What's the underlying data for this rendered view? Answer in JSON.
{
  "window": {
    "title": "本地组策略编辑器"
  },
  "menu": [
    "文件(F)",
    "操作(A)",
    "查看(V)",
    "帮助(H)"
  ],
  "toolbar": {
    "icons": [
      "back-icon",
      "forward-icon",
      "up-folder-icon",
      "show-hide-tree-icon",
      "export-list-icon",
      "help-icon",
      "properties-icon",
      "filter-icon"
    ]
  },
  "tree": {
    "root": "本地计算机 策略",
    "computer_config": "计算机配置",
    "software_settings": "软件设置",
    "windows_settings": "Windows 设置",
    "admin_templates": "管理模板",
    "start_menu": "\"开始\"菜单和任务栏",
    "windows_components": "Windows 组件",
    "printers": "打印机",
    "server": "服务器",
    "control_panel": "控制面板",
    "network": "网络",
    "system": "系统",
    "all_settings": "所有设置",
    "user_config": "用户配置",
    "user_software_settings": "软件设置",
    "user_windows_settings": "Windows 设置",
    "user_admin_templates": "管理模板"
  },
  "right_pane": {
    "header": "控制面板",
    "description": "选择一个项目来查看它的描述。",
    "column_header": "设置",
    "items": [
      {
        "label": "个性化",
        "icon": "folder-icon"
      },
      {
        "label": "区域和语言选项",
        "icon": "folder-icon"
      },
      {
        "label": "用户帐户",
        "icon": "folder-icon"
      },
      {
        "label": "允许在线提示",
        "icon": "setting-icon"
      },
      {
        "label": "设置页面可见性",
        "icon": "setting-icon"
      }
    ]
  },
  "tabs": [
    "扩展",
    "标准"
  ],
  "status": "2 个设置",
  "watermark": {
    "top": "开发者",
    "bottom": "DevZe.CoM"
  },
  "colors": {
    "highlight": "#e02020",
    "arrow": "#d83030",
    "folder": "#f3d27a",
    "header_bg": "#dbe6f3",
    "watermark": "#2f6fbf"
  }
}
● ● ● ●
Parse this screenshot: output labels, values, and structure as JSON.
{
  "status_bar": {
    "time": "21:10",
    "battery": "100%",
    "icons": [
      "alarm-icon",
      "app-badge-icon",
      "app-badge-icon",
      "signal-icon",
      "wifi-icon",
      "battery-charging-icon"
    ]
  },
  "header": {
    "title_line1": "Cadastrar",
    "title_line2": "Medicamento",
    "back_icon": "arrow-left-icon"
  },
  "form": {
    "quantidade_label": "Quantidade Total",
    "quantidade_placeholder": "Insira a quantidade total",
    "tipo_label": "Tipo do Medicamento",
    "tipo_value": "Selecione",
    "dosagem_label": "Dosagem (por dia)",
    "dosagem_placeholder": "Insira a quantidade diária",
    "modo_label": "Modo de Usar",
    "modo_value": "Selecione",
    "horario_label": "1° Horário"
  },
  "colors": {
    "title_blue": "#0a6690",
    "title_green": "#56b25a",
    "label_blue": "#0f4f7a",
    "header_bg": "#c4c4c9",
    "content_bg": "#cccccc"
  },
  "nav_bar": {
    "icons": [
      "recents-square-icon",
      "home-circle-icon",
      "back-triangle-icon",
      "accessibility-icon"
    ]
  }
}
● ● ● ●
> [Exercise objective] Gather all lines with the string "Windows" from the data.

> [Expected output]
    "windows_settings": "Windows 设置",
    "windows_components": "Windows 组件",
    "user_windows_settings": "Windows 设置",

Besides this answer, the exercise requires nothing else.